On March 11, 1879, Lucky Baldwin married Jennie Dexter. The Commstock Lode had finally been exhausted, San Francisco and the rest of the state was suffering from a serious financial resession, and Baldwin's finances were stretched thin because of his heavy investment in numerous projects throughout the state. He was land rich, but money poor, and had a great deal of trouble meeting his financial responsibilities. His fame dimmed and he developed a reputation for never paying a bill unless he was taken to court and even then he would usually appeal the verdict. His new wife sickened suddenly and died on November 16, 1881, in their suite at the Baldwin Hotel. After Jennie's death Lucky continued to live a fast life and was involved with a number of other women. On May 20, 1884, he married Lillie Bennett, but the scandals continued. Lillian Ashley accused Lucky of having fathered her child and took him to court. During one of Lucky's court appearances Lillian's sister, Emma Ashley, seated directly behind Baldwin attempted to shoot him in the head. She missed. The court decision stated that Baldwin's reputation as a womanizer was well known and that there was evidence that Lillian was aware of it.

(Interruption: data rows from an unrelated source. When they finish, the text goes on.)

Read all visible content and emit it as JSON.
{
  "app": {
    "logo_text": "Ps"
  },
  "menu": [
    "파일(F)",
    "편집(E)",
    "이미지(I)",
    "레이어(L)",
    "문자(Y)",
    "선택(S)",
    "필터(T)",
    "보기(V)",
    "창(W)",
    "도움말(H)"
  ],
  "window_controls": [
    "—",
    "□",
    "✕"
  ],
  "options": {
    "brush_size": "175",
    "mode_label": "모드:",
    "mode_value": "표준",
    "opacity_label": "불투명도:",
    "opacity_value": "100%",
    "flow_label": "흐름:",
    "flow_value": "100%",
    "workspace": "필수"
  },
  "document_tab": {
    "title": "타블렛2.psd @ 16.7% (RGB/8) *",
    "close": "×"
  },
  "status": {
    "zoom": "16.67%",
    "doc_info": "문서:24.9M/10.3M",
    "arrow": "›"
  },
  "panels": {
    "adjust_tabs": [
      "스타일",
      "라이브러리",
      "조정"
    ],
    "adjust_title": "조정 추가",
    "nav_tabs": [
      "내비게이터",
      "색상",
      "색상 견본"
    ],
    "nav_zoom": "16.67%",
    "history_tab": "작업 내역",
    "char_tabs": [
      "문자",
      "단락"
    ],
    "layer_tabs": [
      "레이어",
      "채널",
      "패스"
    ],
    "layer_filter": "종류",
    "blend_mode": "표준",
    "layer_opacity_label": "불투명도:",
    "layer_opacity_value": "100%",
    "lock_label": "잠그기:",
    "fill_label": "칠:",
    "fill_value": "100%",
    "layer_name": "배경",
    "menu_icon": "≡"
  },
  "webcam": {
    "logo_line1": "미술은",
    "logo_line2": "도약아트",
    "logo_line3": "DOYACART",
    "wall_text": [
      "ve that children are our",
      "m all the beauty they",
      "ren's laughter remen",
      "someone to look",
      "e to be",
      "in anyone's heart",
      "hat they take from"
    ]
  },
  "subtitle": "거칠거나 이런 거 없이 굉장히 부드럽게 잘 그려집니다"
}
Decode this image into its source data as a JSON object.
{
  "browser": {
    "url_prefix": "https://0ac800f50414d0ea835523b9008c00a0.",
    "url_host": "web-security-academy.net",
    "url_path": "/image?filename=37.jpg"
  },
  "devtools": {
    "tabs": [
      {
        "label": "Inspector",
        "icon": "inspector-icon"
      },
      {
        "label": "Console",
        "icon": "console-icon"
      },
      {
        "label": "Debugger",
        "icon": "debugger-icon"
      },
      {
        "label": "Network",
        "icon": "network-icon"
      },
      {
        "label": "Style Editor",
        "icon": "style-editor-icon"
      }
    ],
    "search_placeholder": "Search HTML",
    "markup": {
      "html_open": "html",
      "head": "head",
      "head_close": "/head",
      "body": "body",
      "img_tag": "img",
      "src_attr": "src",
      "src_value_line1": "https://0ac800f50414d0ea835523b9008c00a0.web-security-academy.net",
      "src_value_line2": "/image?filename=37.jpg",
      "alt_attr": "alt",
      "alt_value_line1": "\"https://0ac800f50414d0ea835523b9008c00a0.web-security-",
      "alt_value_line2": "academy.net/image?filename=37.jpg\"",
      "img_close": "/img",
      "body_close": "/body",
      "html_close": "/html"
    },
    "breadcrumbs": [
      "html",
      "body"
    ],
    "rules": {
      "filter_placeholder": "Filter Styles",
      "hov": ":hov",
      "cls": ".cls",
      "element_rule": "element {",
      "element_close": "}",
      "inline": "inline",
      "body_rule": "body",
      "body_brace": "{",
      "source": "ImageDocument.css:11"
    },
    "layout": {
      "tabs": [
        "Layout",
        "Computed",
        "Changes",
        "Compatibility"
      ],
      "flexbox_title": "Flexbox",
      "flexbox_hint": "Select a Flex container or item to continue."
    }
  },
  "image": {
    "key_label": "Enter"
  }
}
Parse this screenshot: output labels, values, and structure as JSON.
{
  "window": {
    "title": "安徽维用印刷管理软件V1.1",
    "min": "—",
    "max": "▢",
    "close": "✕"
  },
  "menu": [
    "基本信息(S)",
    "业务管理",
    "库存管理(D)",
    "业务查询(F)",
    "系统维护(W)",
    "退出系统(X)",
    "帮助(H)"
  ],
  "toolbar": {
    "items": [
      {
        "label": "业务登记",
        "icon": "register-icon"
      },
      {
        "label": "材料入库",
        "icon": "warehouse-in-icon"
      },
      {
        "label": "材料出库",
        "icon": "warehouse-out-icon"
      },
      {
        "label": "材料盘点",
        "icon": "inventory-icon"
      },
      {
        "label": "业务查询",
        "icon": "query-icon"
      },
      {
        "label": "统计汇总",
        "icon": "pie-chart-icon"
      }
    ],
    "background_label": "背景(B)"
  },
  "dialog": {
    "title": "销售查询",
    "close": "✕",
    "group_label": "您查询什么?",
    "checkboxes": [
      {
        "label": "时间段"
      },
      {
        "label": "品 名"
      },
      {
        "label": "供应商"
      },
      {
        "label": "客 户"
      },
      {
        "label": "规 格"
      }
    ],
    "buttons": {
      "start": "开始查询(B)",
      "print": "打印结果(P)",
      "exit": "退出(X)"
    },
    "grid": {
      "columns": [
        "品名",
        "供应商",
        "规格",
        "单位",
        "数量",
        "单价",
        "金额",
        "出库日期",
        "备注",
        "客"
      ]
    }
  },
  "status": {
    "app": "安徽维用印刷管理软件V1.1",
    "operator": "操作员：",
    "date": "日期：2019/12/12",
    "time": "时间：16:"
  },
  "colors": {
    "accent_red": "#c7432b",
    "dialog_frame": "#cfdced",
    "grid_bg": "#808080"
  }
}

On November 23, 1898, the Baldwin Hotel burned to the ground. In 1900 Baldwin travelled to Alaska to investigate the gold fields but could not find an opening that suited him. He had arrived in Nome too late. The press began to refer to him as the "former millionaire." On March 1, 1909, he died at his Santa Anita Ranch at the age of eight-one.